▶ [WHAT THIS TASK INVOLVES]:
Whenever the string "storybook" appears in a line below, please copy the line out.

▶ [INFORMATION SUPPLIED]:
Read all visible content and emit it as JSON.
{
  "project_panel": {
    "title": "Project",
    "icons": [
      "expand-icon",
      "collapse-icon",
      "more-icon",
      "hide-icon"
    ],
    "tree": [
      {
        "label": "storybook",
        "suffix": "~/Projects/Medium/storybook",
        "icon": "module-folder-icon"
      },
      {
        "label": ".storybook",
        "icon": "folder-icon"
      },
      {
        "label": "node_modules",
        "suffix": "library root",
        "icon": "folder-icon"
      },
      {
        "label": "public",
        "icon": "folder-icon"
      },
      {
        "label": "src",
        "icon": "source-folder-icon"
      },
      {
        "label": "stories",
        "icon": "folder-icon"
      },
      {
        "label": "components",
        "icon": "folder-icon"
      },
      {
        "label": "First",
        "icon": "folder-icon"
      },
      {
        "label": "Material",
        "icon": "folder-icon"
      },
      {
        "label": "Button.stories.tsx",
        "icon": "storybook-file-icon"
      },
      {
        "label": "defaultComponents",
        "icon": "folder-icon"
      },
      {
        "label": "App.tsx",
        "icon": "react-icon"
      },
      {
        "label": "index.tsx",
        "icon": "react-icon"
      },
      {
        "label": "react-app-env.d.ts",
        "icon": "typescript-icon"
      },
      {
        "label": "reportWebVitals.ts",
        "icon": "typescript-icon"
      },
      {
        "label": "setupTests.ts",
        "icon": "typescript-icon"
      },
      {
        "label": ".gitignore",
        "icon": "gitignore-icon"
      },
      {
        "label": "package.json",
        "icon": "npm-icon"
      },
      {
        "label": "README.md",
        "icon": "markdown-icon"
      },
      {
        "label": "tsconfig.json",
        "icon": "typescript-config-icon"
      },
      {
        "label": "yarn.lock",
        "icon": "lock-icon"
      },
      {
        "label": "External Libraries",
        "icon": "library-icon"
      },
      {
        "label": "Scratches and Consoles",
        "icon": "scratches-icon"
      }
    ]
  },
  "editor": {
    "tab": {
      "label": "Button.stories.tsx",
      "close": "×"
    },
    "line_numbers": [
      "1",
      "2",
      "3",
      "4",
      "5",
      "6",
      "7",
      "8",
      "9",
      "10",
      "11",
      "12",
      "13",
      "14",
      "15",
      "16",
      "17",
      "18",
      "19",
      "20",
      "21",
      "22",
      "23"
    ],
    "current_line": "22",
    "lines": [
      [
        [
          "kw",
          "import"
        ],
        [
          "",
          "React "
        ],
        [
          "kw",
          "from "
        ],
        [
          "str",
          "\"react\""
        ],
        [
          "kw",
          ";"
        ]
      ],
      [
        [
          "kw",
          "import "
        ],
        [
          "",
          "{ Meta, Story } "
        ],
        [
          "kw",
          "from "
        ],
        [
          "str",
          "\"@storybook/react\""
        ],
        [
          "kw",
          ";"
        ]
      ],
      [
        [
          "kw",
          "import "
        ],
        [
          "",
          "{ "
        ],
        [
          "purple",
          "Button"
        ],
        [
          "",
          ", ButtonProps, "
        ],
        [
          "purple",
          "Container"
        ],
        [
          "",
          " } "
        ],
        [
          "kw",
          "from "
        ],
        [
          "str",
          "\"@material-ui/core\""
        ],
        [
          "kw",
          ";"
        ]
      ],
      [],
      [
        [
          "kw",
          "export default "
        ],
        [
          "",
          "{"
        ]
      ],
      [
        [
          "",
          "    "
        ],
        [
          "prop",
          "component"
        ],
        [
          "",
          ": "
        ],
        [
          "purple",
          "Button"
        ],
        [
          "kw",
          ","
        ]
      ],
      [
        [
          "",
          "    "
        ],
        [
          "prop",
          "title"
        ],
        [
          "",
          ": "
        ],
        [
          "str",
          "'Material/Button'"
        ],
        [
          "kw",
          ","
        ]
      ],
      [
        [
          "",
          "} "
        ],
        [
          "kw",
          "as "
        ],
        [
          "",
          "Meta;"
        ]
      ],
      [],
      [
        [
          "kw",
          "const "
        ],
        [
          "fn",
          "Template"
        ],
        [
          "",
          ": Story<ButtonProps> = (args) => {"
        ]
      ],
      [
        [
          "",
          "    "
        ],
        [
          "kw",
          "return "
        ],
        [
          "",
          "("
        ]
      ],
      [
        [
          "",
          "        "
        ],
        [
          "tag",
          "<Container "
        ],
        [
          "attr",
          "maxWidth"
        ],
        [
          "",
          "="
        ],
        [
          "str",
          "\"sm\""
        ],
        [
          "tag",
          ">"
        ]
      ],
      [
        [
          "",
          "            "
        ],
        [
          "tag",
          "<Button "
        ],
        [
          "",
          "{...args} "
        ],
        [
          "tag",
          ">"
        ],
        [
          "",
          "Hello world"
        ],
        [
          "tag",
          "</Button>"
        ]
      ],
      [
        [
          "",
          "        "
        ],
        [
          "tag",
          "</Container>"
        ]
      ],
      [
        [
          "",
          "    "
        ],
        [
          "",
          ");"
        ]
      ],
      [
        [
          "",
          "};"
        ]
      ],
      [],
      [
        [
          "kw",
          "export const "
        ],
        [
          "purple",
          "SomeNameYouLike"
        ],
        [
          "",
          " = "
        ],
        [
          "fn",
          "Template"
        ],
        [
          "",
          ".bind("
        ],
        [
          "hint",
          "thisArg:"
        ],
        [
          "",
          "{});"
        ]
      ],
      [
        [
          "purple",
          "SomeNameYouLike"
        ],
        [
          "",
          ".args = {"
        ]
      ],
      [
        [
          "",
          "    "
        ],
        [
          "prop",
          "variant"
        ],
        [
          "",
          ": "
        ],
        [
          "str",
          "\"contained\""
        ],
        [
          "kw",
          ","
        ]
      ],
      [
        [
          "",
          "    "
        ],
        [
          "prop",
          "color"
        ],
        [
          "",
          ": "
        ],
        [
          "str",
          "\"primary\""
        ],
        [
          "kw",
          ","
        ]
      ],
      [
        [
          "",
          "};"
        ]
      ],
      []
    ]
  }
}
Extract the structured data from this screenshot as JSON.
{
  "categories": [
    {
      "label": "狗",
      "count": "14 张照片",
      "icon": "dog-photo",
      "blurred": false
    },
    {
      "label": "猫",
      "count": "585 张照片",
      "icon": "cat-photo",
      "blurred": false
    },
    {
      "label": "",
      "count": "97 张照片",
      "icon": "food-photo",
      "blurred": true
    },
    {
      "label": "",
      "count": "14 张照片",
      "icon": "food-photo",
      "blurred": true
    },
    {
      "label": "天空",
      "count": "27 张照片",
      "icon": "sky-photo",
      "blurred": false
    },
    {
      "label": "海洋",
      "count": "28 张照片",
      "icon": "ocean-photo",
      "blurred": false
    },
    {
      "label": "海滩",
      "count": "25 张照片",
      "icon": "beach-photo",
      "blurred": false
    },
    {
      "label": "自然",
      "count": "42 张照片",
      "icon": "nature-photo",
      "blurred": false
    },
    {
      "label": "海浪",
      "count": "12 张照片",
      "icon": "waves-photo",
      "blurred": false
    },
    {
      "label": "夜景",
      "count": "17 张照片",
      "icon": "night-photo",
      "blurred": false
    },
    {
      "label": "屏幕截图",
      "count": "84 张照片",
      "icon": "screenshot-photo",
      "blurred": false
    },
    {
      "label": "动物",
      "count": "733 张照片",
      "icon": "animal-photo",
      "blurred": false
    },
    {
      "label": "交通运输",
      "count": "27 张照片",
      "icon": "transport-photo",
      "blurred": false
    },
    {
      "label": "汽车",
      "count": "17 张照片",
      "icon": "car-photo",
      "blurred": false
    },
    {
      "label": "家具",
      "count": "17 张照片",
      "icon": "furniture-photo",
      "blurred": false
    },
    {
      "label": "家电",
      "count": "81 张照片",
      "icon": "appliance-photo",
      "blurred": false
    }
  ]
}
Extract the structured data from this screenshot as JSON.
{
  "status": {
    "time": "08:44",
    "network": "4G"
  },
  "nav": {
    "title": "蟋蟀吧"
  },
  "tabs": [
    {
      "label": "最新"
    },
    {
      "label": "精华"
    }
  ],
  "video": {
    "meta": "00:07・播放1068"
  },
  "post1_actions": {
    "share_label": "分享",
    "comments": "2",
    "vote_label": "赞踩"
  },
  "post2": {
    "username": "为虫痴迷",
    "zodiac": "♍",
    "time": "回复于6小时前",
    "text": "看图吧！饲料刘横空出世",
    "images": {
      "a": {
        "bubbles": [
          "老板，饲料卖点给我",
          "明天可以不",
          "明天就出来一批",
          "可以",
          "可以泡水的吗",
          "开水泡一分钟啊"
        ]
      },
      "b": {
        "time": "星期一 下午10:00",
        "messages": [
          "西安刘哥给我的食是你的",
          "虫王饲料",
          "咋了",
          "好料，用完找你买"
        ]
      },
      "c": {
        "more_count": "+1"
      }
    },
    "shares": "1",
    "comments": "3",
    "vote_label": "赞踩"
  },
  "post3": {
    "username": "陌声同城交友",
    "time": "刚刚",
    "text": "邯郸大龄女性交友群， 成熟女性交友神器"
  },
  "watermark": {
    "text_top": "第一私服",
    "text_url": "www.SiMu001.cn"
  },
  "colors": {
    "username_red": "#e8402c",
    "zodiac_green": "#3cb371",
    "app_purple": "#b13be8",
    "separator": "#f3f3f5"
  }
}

▶ [EXPECTED ANSWER]:
        "label": "storybook",
        "suffix": "~/Projects/Medium/storybook",
        "label": ".storybook",
        "icon": "storybook-file-icon"
          "\"@storybook/react\""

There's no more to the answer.